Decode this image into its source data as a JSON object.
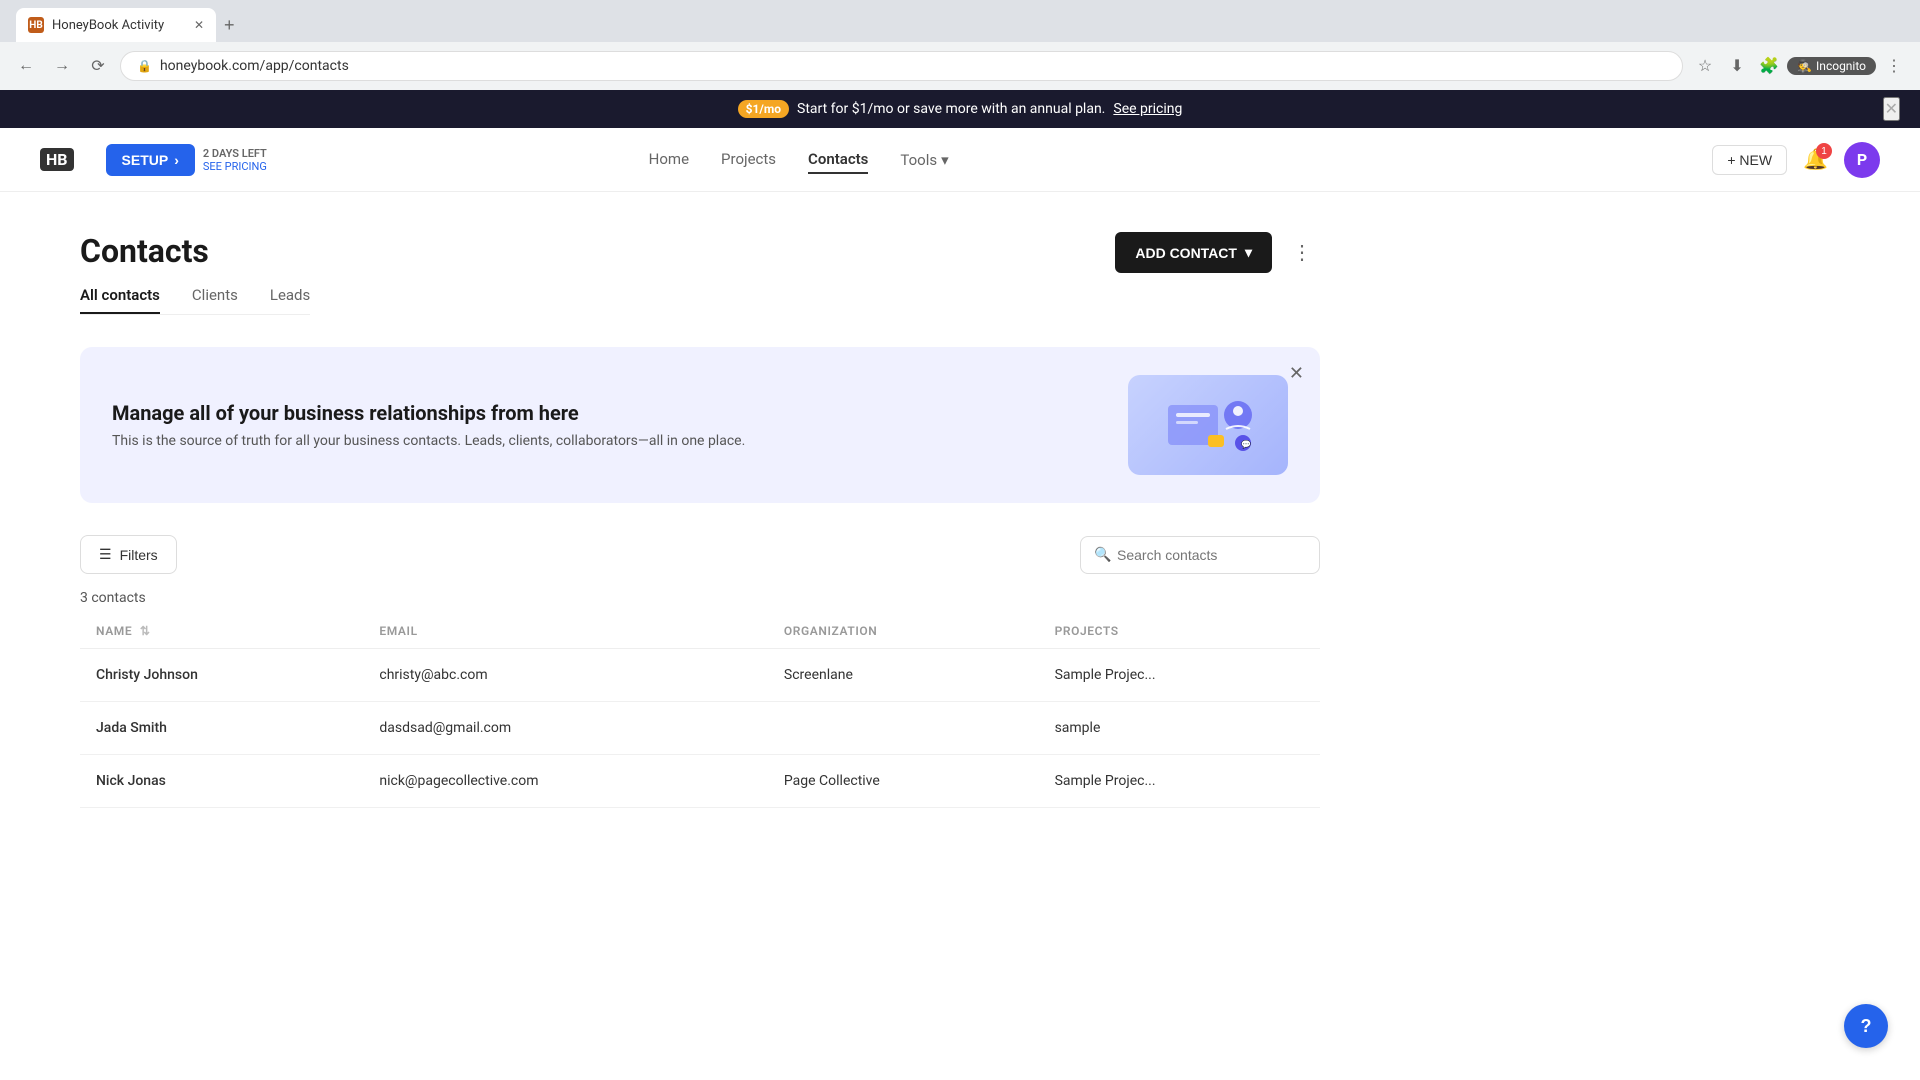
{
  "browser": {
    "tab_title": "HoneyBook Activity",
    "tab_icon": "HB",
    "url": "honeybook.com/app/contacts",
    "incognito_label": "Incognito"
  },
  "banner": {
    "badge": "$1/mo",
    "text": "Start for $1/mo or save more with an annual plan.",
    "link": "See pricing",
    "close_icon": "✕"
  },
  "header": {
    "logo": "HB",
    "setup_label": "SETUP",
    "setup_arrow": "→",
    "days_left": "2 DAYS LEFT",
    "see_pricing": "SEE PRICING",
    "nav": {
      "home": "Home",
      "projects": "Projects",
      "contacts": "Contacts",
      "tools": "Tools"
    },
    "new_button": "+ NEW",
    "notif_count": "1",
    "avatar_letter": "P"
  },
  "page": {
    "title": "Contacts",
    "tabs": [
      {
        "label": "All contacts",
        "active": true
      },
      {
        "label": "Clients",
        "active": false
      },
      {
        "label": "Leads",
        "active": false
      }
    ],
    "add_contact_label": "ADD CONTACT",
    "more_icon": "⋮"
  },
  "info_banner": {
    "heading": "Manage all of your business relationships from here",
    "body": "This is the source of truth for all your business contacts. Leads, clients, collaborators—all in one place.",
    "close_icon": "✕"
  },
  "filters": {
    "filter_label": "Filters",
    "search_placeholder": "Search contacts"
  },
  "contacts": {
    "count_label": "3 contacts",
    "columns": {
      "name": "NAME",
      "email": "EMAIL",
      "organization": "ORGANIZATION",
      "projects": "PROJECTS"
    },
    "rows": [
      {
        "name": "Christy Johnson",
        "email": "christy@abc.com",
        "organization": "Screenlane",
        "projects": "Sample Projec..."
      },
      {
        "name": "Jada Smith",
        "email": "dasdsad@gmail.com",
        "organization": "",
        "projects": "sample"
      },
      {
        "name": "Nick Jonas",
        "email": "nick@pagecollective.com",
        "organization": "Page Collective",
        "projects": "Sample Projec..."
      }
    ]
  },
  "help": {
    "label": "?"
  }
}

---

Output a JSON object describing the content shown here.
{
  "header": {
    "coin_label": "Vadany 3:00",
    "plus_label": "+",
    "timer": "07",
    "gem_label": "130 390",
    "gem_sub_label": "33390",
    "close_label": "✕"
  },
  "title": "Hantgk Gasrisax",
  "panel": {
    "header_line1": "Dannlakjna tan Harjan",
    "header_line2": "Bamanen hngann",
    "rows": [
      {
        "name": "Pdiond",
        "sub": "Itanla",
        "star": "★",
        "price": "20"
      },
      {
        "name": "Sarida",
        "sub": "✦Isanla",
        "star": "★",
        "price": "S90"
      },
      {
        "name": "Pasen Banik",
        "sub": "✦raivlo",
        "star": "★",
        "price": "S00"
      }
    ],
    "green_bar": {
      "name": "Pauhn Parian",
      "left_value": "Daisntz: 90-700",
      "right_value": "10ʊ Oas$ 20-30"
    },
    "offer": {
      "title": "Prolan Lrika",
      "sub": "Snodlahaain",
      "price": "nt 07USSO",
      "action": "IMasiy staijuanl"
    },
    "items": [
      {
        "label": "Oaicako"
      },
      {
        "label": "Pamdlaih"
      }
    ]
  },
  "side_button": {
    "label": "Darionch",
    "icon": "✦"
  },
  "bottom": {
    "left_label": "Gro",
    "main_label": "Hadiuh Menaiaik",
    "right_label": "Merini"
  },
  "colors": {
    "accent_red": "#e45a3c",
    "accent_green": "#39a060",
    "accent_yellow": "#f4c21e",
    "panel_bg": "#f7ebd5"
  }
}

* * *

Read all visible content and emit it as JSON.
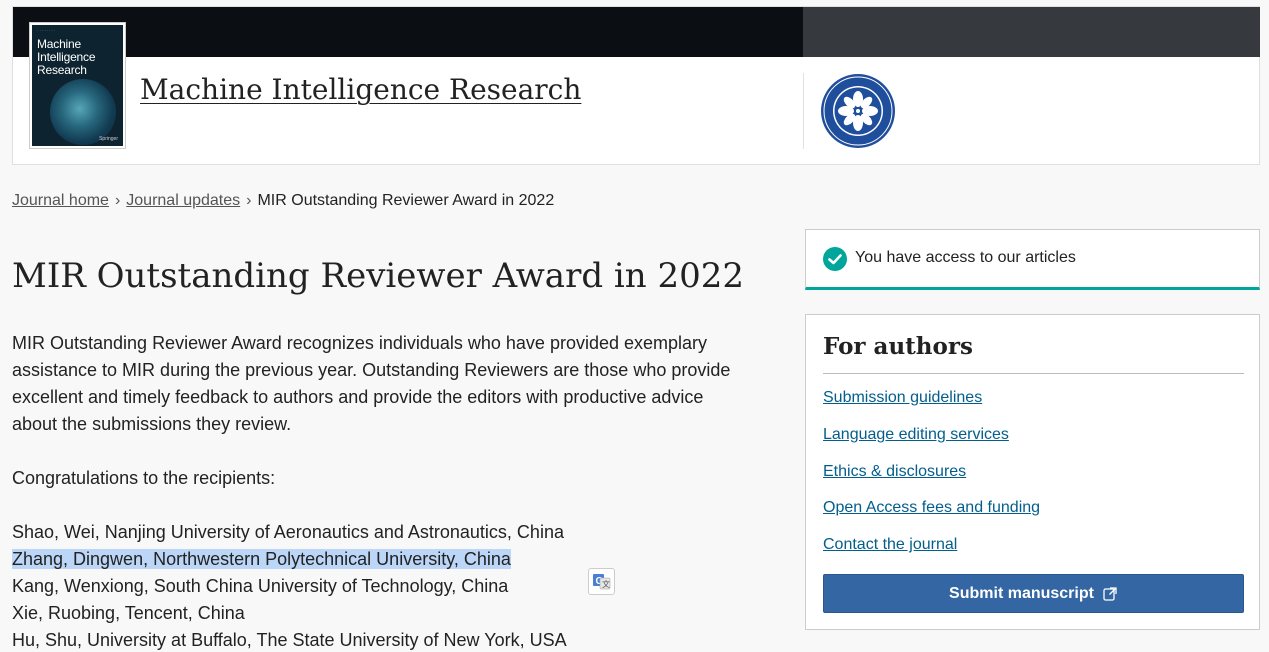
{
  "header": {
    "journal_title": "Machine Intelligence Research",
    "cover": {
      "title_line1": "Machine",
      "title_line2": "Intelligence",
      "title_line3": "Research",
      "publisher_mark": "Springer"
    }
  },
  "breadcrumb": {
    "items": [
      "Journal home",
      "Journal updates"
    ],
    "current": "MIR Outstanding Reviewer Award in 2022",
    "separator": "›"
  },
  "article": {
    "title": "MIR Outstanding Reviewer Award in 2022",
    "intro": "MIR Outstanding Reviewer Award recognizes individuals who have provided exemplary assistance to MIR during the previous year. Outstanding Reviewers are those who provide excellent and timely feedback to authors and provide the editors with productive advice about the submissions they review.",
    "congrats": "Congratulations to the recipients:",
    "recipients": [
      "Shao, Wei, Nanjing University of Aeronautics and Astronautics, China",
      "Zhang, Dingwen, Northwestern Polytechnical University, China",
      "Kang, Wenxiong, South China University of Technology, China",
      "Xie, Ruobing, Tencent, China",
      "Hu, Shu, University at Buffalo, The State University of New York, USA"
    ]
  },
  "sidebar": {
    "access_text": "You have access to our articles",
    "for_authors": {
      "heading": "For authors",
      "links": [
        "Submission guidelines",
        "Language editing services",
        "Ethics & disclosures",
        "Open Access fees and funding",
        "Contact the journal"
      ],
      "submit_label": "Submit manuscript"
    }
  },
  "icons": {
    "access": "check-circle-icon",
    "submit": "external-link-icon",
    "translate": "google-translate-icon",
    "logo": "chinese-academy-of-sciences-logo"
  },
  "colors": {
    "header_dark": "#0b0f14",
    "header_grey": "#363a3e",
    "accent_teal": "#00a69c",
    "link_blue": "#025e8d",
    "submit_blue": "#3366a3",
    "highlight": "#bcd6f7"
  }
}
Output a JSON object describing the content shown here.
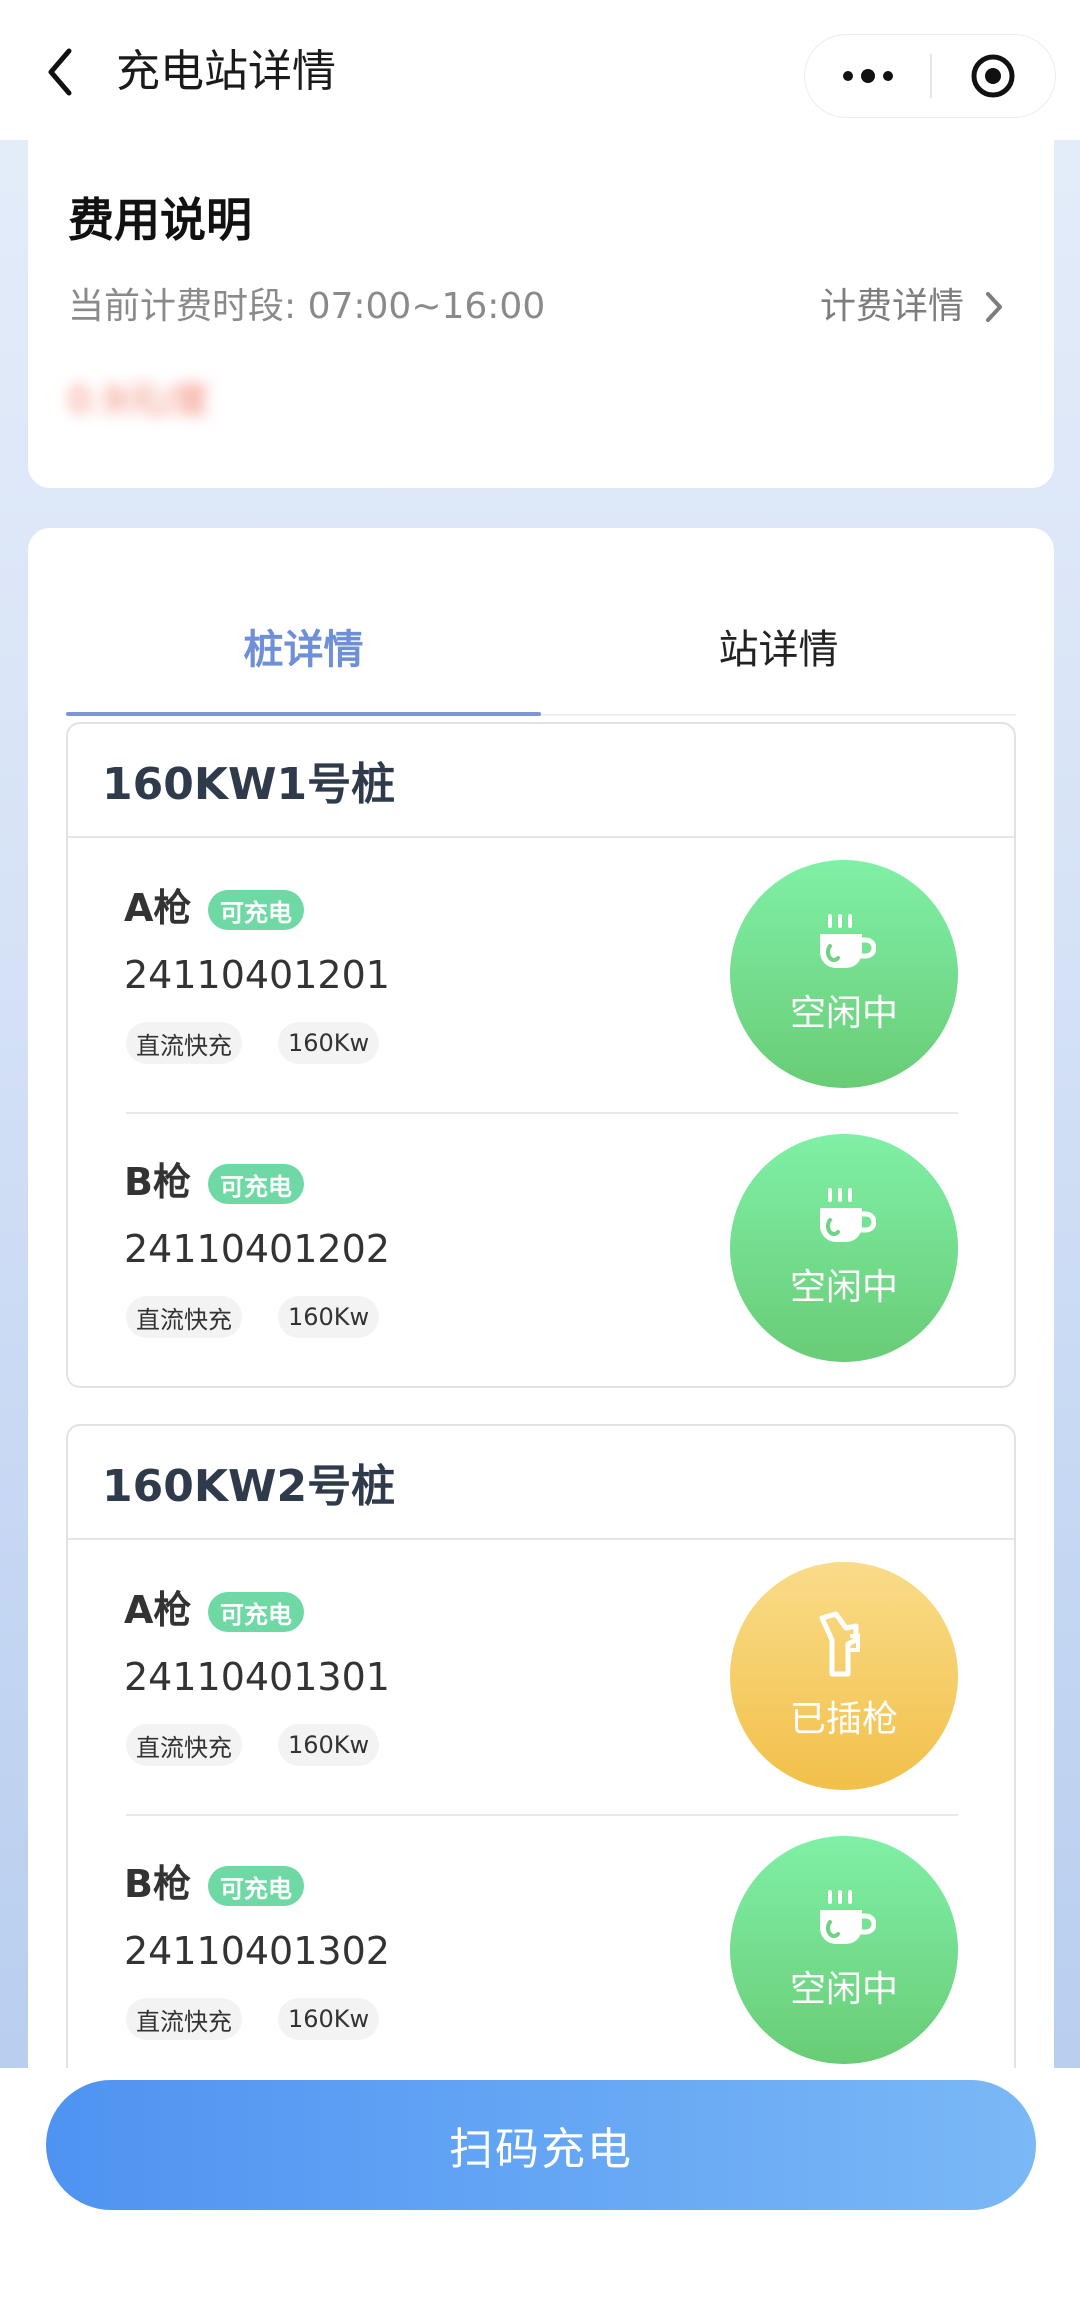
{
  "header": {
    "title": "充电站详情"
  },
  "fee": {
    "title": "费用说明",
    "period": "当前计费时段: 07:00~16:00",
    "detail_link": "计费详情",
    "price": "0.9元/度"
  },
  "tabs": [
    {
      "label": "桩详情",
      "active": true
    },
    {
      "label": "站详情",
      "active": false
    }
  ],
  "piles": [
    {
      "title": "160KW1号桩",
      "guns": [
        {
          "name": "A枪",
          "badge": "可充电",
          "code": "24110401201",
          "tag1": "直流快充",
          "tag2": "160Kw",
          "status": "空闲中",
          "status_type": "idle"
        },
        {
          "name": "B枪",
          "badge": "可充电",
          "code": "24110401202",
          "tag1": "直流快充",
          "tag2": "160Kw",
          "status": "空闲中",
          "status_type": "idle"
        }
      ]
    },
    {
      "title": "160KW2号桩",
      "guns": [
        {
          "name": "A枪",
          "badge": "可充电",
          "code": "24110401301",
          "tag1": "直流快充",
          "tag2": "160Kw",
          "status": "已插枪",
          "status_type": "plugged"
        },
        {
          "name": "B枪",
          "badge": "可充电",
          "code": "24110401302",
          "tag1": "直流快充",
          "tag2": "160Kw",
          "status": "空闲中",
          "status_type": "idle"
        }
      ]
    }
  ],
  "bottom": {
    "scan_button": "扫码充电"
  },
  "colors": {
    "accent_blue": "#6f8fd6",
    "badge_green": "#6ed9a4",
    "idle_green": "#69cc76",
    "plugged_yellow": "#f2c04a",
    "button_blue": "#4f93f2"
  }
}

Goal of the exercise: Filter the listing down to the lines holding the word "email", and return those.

Answer to this task:
      "email": "EMAIL",
        "email": "christy@abc.com",
        "email": "dasdsad@gmail.com",
        "email": "nick@pagecollective.com",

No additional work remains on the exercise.